▸ WHAT IS NEEDED: Write out the data below in full, please. Keep every character as given.

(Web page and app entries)
================

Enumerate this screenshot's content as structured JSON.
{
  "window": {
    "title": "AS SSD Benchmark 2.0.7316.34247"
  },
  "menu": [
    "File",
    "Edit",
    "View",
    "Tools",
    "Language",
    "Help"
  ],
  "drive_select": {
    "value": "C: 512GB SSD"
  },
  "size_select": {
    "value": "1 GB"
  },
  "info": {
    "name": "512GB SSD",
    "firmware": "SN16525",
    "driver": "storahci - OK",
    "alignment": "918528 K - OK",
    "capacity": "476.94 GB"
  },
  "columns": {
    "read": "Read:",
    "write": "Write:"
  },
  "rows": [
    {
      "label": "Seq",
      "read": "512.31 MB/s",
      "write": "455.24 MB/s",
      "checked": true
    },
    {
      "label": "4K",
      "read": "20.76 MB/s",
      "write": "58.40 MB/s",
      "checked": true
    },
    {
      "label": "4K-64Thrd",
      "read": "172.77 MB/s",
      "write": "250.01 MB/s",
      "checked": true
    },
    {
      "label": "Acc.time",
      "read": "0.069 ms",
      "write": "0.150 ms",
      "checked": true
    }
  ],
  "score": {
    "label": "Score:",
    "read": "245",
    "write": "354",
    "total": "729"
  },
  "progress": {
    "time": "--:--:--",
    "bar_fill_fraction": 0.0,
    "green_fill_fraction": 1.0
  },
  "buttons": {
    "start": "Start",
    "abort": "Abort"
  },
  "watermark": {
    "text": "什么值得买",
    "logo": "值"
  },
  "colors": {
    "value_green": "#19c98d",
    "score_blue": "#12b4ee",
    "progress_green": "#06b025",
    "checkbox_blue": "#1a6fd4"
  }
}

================

▸ TASK RESULT:
Enumerate this screenshot's content as structured JSON.
{
  "window": {
    "title": "AS SSD Benchmark 2.0.7316.34247"
  },
  "menu": [
    "File",
    "Edit",
    "View",
    "Tools",
    "Language",
    "Help"
  ],
  "drive_select": {
    "value": "C: 512GB SSD"
  },
  "size_select": {
    "value": "1 GB"
  },
  "info": {
    "name": "512GB SSD",
    "firmware": "SN16525",
    "driver": "storahci - OK",
    "alignment": "918528 K - OK",
    "capacity": "476.94 GB"
  },
  "columns": {
    "read": "Read:",
    "write": "Write:"
  },
  "rows": [
    {
      "label": "Seq",
      "read": "512.31 MB/s",
      "write": "455.24 MB/s",
      "checked": true
    },
    {
      "label": "4K",
      "read": "20.76 MB/s",
      "write": "58.40 MB/s",
      "checked": true
    },
    {
      "label": "4K-64Thrd",
      "read": "172.77 MB/s",
      "write": "250.01 MB/s",
      "checked": true
    },
    {
      "label": "Acc.time",
      "read": "0.069 ms",
      "write": "0.150 ms",
      "checked": true
    }
  ],
  "score": {
    "label": "Score:",
    "read": "245",
    "write": "354",
    "total": "729"
  },
  "progress": {
    "time": "--:--:--",
    "bar_fill_fraction": 0.0,
    "green_fill_fraction": 1.0
  },
  "buttons": {
    "start": "Start",
    "abort": "Abort"
  },
  "watermark": {
    "text": "什么值得买",
    "logo": "值"
  },
  "colors": {
    "value_green": "#19c98d",
    "score_blue": "#12b4ee",
    "progress_green": "#06b025",
    "checkbox_blue": "#1a6fd4"
  }
}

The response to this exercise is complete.